Fifth hole, 395 yards, Blue Ridge; Given Graystone’s splendid location along the hillcrest, no surprise to find that this hole (and the next several) falls downhill. While it may be easy to imagine this as an opener with its generous landing area, the green itself is quite wicked, having been a chief beneficiary of Spence’s recovery work. Left and rear hole locations have been restored. Indeed, the back third of the green follows the general slope of the land from the tee (i.e. the green falls away from the golfer) and the closely mown banks work to sweep the overzealous approach shot well away from the putting surface. As well as any hole here, the fifth epitomizes the concept of room off the tee while challenging the golfer at the green. Given that the green is open in front, it’s also a prime example of how a grandfather, his son, and grandson can all enjoy playing the same hole. A high, soft approach with plenty of grab as executable by a strong player might be ideal for certain vexing perimeter hole locations but the wily veteran can also access them with a finely judged running approach shot that takes into account the general right to left tilt of the green and its surrounds. One envisages Ross himself playing it just that way, cagily making sure he carried his own bunker some thirty yards short left of the putting surface and then watching as his ball scampers onto the open green.

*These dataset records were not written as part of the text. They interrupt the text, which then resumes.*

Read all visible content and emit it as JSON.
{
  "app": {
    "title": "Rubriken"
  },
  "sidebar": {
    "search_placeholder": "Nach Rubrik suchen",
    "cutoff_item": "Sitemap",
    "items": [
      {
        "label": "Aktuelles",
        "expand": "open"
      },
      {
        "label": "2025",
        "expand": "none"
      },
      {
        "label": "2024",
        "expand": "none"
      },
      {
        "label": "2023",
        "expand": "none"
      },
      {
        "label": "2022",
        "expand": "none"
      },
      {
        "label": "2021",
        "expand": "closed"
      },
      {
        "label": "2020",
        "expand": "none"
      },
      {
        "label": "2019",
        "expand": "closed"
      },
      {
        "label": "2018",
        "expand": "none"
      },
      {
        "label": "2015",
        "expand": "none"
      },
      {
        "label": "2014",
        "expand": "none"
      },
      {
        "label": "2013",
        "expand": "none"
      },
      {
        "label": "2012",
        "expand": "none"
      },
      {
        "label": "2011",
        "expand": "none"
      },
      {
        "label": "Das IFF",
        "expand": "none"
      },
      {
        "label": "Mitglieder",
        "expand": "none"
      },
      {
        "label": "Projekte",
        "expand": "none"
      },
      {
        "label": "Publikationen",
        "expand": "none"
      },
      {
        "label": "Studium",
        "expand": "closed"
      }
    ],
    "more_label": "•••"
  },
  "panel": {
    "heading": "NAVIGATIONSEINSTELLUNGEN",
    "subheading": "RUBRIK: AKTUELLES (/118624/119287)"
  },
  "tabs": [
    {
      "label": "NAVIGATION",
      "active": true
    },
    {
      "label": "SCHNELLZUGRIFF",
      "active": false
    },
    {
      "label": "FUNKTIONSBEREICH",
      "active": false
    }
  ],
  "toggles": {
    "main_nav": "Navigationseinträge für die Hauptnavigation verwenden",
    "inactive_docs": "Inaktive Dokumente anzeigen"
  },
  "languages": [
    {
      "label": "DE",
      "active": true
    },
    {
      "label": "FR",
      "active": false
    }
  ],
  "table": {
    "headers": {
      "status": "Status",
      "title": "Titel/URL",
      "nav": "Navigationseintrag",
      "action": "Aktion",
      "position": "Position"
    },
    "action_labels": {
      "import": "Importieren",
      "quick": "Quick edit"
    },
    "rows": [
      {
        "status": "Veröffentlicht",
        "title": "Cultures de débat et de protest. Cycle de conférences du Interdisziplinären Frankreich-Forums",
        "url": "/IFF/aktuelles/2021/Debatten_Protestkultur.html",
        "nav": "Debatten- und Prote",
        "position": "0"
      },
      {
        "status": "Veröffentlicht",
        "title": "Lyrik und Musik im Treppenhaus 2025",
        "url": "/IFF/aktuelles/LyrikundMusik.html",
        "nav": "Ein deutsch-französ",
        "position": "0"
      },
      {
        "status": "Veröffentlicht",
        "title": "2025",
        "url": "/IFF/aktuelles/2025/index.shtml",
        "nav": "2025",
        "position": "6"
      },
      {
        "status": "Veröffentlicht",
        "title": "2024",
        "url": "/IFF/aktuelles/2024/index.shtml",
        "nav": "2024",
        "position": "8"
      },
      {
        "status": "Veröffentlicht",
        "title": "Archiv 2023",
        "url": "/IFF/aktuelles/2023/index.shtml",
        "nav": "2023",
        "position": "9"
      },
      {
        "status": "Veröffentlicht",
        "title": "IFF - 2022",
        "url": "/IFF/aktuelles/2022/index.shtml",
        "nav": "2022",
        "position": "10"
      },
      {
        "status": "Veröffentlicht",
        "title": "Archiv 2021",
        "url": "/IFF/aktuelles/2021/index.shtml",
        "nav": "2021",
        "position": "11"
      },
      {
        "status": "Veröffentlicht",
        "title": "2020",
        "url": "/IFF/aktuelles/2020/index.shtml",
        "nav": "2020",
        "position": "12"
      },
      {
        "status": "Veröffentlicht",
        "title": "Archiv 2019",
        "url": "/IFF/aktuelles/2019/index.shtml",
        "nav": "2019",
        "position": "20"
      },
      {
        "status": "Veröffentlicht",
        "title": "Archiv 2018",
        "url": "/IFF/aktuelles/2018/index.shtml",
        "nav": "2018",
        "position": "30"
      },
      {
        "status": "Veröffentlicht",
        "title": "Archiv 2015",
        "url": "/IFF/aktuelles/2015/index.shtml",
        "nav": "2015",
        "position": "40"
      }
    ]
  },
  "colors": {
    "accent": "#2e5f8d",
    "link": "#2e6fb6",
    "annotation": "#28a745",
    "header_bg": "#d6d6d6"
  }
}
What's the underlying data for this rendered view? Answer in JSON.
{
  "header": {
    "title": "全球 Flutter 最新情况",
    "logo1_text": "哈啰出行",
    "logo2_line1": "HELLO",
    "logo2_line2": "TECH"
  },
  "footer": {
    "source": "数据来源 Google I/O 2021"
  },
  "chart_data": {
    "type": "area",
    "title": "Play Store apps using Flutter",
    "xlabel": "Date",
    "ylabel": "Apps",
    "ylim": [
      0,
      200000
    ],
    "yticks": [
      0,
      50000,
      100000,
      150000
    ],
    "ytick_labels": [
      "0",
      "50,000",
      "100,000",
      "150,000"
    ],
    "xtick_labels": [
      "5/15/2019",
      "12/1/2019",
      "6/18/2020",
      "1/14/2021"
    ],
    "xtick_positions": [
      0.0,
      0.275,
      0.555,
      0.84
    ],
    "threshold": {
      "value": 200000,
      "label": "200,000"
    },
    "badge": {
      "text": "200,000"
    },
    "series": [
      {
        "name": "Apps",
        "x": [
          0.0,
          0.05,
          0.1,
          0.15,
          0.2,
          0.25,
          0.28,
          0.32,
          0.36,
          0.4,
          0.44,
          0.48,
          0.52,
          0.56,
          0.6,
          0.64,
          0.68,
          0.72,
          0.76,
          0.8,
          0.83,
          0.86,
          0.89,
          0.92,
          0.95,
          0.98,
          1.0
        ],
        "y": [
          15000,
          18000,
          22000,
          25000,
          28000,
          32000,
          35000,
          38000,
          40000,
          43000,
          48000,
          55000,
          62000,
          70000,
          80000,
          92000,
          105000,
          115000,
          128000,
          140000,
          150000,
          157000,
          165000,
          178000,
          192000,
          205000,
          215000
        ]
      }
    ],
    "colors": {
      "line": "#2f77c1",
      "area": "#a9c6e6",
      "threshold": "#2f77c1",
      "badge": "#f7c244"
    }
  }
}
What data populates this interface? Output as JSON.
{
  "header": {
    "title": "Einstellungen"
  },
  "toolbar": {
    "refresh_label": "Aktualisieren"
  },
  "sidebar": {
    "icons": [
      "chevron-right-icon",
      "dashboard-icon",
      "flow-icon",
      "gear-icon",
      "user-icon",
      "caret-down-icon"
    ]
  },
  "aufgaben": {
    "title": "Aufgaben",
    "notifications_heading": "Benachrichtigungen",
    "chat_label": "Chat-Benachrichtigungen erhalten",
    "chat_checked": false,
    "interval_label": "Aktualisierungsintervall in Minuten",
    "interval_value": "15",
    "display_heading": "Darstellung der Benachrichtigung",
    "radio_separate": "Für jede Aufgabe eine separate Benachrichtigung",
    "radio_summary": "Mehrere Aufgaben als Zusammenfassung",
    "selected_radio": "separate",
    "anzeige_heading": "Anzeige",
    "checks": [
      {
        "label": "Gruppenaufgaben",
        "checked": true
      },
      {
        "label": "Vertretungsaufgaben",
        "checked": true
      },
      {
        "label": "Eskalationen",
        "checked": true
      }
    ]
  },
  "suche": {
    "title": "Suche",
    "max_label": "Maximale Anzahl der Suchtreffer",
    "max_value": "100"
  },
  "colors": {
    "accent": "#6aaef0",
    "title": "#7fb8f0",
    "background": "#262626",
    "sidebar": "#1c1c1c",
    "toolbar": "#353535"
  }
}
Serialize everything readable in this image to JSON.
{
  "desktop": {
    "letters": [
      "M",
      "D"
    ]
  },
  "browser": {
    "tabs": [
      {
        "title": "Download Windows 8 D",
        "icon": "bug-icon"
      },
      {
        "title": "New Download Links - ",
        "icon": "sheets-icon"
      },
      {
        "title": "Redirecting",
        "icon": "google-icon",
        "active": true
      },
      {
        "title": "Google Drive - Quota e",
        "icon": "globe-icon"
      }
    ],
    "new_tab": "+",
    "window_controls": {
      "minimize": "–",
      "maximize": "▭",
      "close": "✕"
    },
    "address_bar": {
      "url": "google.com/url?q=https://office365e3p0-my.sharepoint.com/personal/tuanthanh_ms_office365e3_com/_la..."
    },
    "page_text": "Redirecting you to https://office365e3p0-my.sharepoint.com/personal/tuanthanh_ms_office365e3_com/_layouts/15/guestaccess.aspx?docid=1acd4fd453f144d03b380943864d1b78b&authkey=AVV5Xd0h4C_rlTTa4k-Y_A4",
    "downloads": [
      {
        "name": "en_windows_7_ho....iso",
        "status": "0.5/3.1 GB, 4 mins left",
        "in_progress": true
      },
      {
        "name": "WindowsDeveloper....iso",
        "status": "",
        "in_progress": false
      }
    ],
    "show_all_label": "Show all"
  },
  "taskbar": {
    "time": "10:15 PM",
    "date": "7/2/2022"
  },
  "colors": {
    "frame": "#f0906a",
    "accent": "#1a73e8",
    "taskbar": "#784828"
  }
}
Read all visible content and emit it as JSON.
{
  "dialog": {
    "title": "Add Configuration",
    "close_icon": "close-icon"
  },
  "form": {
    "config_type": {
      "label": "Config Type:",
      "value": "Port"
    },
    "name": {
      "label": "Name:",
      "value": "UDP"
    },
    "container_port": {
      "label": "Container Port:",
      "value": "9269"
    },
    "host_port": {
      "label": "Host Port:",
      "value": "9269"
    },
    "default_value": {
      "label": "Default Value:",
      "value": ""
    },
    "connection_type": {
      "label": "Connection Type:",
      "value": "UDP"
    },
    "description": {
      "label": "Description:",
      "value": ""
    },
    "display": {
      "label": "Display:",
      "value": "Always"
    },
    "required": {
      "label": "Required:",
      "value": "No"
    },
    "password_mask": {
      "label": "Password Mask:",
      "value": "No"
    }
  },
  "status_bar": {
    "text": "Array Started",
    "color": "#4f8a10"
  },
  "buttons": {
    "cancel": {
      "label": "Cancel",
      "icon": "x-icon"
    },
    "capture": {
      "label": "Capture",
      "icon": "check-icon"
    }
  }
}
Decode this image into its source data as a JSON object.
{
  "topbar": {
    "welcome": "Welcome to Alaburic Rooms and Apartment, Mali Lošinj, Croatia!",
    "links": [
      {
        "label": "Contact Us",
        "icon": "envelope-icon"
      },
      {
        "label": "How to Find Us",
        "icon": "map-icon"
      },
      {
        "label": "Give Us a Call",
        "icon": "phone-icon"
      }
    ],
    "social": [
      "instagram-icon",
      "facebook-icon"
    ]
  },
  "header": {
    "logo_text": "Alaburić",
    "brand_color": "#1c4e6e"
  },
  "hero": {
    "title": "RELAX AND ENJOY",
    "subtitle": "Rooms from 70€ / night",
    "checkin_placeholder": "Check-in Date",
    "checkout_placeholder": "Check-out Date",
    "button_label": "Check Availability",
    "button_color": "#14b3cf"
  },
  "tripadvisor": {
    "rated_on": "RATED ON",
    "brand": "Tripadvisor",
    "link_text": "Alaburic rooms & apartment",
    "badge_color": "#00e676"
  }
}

Sixth hole, 145 yards, Do Drop; Unlike C.B. Macdonald and Seth Raynor, Donald Ross didn’t believe in template holes. One imagines him thinking, Every site is unique and so too should be their holes! However, one particular type hole did seem to capture his fancy and that was a one shotter to a knob green falling away on all sides. Some dub it a volcano green and examples are found in Pennsylvania, upstate New York, New Hampshire, Florida and elsewhere in North Carolina. Even for Ross who designed well over one thousand one shot holes over five decades, Roaring Gap’s volcano green complex must rank near the top. As at Rye, the second shot is often the more important one! While its modest yardage might seem manageable to the card and pencil sort, the sixth features a domed green that measures 3,950 square feet – and plays much smaller. Akin to some of the most wicked greens such as the fifth and sixth at Ross’s beloved Pinehurst No. 2, only ~40% of the green is suitable for hole locations. The front third of the putting surface is one long, slow, agonizing false front. Watching from the tee as a ball lands six paces onto the putting surface before beginning a trickling retreat fourteen paces off makes for one of those indelible moments that Ross could create – and that many modern architects don’t. In the 2008 Carolina’s Senior Amateur, not confined by the one ball rule, contestants switched to the low spinning Pinnacle golf ball on this tee so that the first (and second) bounce would be forward on this putting surface.